Sunday, July 17, 2016
Chaotic Setting This Morning
Thunderstorm activity yesterday stayed off to our east to south to west - see 12-h plot of detected CGs above for 12-hours ending at 5:00 am this morning (from Atmo and Vaisala). Two sites in the far southern edge of the ALERT network recorded 0.04" of rainfall. The strong outflow forecast by yesterday's 06 UTC WRF-NAM did not materialize, and all-in-all it was another dismal day locally.
The situation this morning is chaotic as per the skies above when the sun rose behind Thimble Rock. Visible image below is from 6:45 am MST and shows the widespread cloudiness that is impacting much of southern Arizona. There appear to be at least a couple of residual MCVs nearby, but they are hard to locate precisely. There may be one just off to our west or southwest, while radar loops indicate another in Sonora south-southeast of Sierra Vista. Second below is an IR image from 6:00 am that shows an MCS over Sonora. This system is weakening; however, it may add more debris cloudiness to our local conditions later this morning - very messy situation.
The 06 UTC runs from the WRF both had problems. The NAM version forecast widespread early morning thunderstorms for eastern Pima County. The GFS version was not as bad, but appears to have also overdone the morning convection. So I have not looked at their forecasts in detail - we'll see what the 12 UTC versions forecast.

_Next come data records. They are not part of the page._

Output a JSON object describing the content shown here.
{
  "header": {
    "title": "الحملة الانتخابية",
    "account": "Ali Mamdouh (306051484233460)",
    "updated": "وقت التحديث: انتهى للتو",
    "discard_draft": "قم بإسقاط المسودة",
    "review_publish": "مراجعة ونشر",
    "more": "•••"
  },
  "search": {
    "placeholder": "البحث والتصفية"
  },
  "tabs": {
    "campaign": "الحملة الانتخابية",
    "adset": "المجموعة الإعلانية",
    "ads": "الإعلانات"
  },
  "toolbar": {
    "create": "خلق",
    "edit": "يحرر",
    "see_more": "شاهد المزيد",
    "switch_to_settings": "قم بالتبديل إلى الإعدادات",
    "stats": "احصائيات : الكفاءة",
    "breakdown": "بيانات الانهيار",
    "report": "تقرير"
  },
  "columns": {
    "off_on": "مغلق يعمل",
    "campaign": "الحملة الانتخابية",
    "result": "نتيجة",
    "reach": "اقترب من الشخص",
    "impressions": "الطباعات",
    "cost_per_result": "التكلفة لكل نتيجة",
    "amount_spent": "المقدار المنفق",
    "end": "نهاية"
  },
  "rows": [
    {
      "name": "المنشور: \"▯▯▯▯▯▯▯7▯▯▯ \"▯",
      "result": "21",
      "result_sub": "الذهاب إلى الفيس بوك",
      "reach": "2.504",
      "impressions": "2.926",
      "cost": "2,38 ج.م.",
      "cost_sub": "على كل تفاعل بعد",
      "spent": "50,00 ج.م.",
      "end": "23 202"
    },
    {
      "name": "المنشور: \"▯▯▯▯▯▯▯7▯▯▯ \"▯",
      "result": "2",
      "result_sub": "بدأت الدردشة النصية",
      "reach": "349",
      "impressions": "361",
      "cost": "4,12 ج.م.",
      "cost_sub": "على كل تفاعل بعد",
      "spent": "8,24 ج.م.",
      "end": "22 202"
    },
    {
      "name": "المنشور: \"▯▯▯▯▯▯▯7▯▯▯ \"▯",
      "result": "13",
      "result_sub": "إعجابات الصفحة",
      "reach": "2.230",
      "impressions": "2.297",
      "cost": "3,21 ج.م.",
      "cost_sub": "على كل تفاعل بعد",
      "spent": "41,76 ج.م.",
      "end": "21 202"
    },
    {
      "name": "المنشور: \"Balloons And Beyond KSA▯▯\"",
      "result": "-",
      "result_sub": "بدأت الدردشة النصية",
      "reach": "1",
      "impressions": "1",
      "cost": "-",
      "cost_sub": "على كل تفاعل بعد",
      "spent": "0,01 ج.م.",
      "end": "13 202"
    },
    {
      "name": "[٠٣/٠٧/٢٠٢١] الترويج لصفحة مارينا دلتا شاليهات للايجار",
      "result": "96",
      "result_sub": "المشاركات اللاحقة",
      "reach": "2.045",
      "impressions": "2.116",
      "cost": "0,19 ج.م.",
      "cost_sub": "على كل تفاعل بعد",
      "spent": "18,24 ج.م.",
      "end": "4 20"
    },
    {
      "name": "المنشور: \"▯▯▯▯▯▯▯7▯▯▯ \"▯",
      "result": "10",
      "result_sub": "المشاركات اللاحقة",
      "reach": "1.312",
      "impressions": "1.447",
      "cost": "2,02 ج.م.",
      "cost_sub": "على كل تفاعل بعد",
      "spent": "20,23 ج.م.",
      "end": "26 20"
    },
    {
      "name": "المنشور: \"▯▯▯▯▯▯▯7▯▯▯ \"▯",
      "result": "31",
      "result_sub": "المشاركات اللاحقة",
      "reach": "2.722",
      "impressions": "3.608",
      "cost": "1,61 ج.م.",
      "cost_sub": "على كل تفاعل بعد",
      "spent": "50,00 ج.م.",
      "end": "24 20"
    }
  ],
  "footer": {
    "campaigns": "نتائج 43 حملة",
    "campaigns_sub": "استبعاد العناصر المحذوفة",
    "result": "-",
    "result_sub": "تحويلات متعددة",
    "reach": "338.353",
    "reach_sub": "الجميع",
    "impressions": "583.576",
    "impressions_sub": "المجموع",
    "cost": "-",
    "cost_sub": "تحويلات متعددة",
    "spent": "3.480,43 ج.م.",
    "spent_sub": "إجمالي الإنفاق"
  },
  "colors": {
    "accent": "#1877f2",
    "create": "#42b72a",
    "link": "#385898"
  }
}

The morning sounding plot for TWC is shown below. The PW continues a bit over 1.25 inches with a deep, saturated layer in middle-levels. There is a mesoscale onion profile (probably from the MCV) from 600 down to 800 mb, with slightly cooled air below. Not much in the way of CAPE with this convectively-modified sounding. The wind profile is slightly better than yesterday, but in sum it is a pretty miserable sounding, and not one that leads me to anticipate much locally.
Currently the NWS forecast POPs (probability of measurable rainfall) for the airport are 20% today, 30% tomorrow, and 40% on Tuesday. Not sure what they are looking at for Tuesday. The 500 mb high shifts eastward but the models are not picking up any features moving around it that would help to increase moisture and/or storm activity - at least none that are obvious to me, but there may be something lurking in northeast Mexico that will be over our way by Tuesday. This time of year it is usually tough to figure out today and tomorrow - days 3 through 7 are often basically science fiction or fantasy.
Posted by Bob Maddox at 7:48 AM